Many of the top household cleaners you find on the shelf at the grocery store claim to be “natural” or “green,” but knowing which products do less harm to our planet while still efficiently cleaning our spaces can be challenging. Clever marketing can make any product seem safe to use, but the reality is much of what you use to clean your countertops, floors, and toilets can wind up infecting our waterways and polluting our soil.
DIY-ing your own cleaners using safe ingredients like regular white vinegar and baking soda is going to be one of the cleanest and most environmentally-friendly ways to get the job done.
Here’s how to swap your cleaning products for non-toxic versions that are safe and effective.
For the bathroom:
Among the active ingredients in most toilet bowl cleaners are hydrochloric acid and chlorine bleach. Hydrochloric acid is corrosive and extremely toxic to pets, children, and whoever is handling it (ie: you). Chlorine bleach is highly caustic and can burn, corrode, or destroy living tissue. While both ingredients certainly get the job done, they’re harmful to every living creature in your home, and you can imagine what flushing those chemicals down the drain does to our planet.
You can make your toilet bowl cleaner by combining baking soda, distilled white vinegar and some tea tree essential oil (for scent). For heavier cleaning power, combine the white vinegar with borax and add lemon and lavender oils for an extra kick.
In the laundry room:

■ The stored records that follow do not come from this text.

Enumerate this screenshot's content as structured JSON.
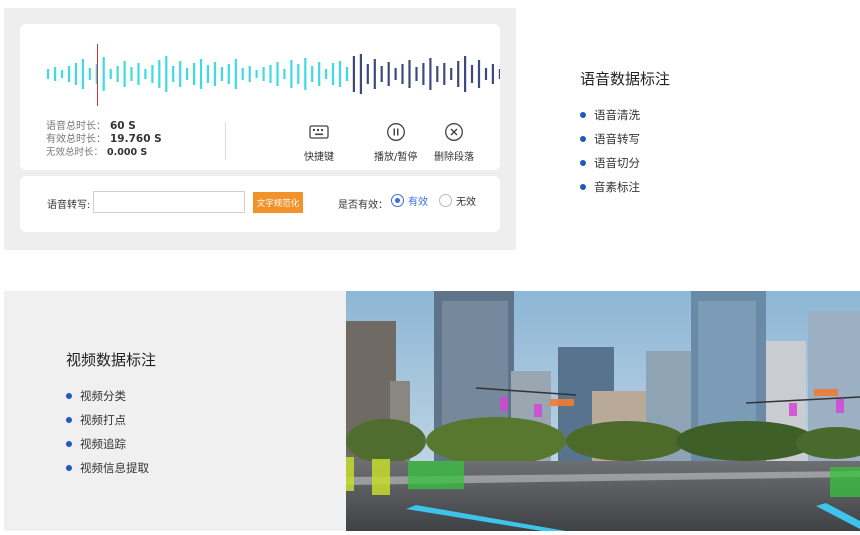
{
  "audio": {
    "stats": [
      {
        "label": "语音总时长：",
        "value": "60 S"
      },
      {
        "label": "有效总时长：",
        "value": "19.760 S"
      },
      {
        "label": "无效总时长：",
        "value": "0.000 S"
      }
    ],
    "controls": {
      "keyboard_label": "快捷键",
      "play_label": "播放/暂停",
      "delete_label": "删除段落"
    },
    "transcription": {
      "label": "语音转写:",
      "value": "",
      "normalize_label": "文字规范化",
      "valid_label": "是否有效：",
      "options": [
        "有效",
        "无效"
      ],
      "selected": "有效"
    },
    "colors": {
      "wave_active": "#3ddbe4",
      "wave_inactive": "#3f4a7c",
      "accent": "#f1932a",
      "radio": "#3a6fd8"
    },
    "feature_title": "语音数据标注",
    "features": [
      "语音清洗",
      "语音转写",
      "语音切分",
      "音素标注"
    ]
  },
  "video": {
    "feature_title": "视频数据标注",
    "features": [
      "视频分类",
      "视频打点",
      "视频追踪",
      "视频信息提取"
    ],
    "bullet_color": "#1e5bb8"
  }
}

Making your own non-toxic laundry detergent is simple enough, and you can find dozens of recipes online including this tried and true DIY formula. But what about whitening your whites? Or brightening your brights? No, you don’t need to reach for the bleach just yet. Some simple household products will do the trick without impacting the earth.
Baking soda whitens, freshens, and softens fabrics. Simply add 1/2 cup of baking soda along with your regular laundry detergent when washing clothes. For spot stains, make a paste of baking soda and water and apply directly to the fabric.
You can alternatively use hydrogen peroxide as a mild bleaching agent that’s far less harmful to the environment. It can be used to remove stains, and when exposed to light, hydrogen peroxide eventually breaks down to water and oxygen and becomes a biodegradable oxygen-based bleach. All you have to do is add one cup of hydrogen peroxide to each washer load of laundry to safely whiten your whites or brighten your colored loads. Hydrogen peroxide should be placed in the automatic bleach dispenser of the washer or added as the washer is filling with water, so it is dispersed evenly before clothes are added. Do not pour hydrogen peroxide directly on dry colored fabrics because it can cause spotting by removing color.
For a general anti-bacterial cleaner you can use anywhere:
Combine witch hazel and essential oils (tea tree or thyme) to a spray bottle, shake well, spray, and let air-dry. Water, white vinegar, lavender essential oil will also get the job done!